Couples in China are rushing to tie the knot ahead of changes which will scrap extra holiday allowances for people who delay getting married, it's reported.
On 1 January, new regulations come into effect which eliminate an annual leave bonus for people who put off marrying until the age of 23 for women, and 25 for men, the South China Morning Post reports. The amount of holiday time given varies by area, from seven days in Shanghai, to a whopping 27 in the northern region of Shanxi, the report says.
"We made the decision last night to register our marriage as soon as possible to take advantage of the existing law," bridegroom Qiang Bin told the paper at a registry office in Shanghai. "A seven-day holiday is a big deal for us because we don't have many holidays throughout the year."
The holiday bonus was designed to support China's one-child law by encouraging couples to delay starting a family. But with that policy now being abolished, and an average marriage age of 25, the government says it is no longer necessary.

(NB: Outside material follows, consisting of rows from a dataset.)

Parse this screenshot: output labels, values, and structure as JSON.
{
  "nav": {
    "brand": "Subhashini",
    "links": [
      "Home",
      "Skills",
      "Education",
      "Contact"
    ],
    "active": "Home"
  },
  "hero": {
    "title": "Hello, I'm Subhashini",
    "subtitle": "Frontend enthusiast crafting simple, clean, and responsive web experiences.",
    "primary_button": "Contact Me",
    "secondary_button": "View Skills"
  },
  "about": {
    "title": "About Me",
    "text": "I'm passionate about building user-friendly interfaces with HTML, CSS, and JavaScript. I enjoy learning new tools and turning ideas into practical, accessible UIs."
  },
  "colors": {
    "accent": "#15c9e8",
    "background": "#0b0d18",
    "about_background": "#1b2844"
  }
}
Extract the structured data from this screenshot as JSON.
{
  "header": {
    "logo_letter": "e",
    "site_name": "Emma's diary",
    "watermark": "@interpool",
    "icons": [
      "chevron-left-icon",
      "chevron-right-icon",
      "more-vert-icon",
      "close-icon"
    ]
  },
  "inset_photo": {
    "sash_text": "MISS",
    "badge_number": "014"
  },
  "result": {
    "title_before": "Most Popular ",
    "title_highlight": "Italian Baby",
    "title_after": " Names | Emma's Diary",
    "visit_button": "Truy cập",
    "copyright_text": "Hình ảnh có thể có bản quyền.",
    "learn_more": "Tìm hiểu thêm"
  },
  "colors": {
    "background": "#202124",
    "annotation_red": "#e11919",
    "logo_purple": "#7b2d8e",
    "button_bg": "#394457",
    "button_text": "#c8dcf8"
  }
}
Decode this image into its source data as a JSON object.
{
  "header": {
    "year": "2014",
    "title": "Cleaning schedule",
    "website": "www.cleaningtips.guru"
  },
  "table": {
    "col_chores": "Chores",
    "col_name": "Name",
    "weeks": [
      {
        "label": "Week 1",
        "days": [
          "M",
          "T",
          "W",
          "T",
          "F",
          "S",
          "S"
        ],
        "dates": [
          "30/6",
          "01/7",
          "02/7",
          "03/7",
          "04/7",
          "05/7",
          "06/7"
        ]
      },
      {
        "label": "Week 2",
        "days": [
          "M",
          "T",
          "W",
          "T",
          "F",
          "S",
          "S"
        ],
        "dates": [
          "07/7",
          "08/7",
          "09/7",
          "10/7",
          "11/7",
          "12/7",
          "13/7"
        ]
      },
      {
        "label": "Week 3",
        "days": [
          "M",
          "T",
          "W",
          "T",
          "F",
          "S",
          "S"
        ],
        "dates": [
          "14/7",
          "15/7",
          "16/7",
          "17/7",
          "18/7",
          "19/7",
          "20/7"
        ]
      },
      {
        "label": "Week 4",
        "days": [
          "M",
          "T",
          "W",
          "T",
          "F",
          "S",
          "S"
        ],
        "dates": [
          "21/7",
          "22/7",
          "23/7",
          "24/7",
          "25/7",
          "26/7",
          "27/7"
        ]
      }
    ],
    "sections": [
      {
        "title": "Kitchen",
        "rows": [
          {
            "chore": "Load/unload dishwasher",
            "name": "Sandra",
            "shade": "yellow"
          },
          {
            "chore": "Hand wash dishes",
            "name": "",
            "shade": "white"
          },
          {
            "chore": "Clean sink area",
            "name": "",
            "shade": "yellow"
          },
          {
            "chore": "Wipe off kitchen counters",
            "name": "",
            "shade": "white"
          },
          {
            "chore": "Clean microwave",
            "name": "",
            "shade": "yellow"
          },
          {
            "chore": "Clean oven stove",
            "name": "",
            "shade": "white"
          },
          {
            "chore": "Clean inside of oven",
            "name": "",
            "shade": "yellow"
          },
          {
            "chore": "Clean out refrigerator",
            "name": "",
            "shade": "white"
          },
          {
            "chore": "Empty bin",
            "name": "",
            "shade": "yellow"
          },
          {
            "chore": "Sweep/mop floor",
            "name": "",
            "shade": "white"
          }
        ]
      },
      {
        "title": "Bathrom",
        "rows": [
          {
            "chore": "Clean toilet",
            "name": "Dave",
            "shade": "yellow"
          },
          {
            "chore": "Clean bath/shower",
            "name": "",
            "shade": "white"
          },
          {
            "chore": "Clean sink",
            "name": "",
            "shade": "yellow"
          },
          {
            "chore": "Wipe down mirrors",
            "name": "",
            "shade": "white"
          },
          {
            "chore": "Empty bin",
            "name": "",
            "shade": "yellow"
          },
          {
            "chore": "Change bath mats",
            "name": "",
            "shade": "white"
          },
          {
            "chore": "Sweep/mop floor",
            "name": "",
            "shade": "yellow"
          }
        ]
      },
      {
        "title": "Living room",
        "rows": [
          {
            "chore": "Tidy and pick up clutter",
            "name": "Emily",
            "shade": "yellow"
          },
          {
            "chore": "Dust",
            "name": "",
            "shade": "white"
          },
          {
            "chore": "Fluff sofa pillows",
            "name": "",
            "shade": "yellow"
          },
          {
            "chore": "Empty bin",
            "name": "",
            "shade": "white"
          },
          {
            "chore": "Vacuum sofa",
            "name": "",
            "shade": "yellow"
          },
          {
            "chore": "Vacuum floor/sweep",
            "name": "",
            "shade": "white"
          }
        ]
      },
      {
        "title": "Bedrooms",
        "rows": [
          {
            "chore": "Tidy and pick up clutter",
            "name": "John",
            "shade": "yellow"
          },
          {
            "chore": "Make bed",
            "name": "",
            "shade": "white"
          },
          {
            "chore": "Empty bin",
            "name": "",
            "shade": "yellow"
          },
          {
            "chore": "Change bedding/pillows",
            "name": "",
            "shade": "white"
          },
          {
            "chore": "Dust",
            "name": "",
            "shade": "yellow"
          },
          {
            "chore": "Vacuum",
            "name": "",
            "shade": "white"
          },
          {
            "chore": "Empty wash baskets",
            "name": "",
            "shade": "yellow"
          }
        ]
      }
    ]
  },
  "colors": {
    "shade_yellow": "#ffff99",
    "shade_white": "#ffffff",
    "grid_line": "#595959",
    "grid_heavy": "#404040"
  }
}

In Beijing, one registry office dealt with about 300 couples seeking to get married the day after the changes were announced, rather than the usual number of between 70 and 80, the Global Times reports. But one lawyer tells the paper that people shouldn't panic, as the changes still have to be adopted by local governments. "Regional regulations often lag behind national changes to the law," says lawyer Li Yingchun. "These procedures take time. So people who are rushing to register for marriage can relax."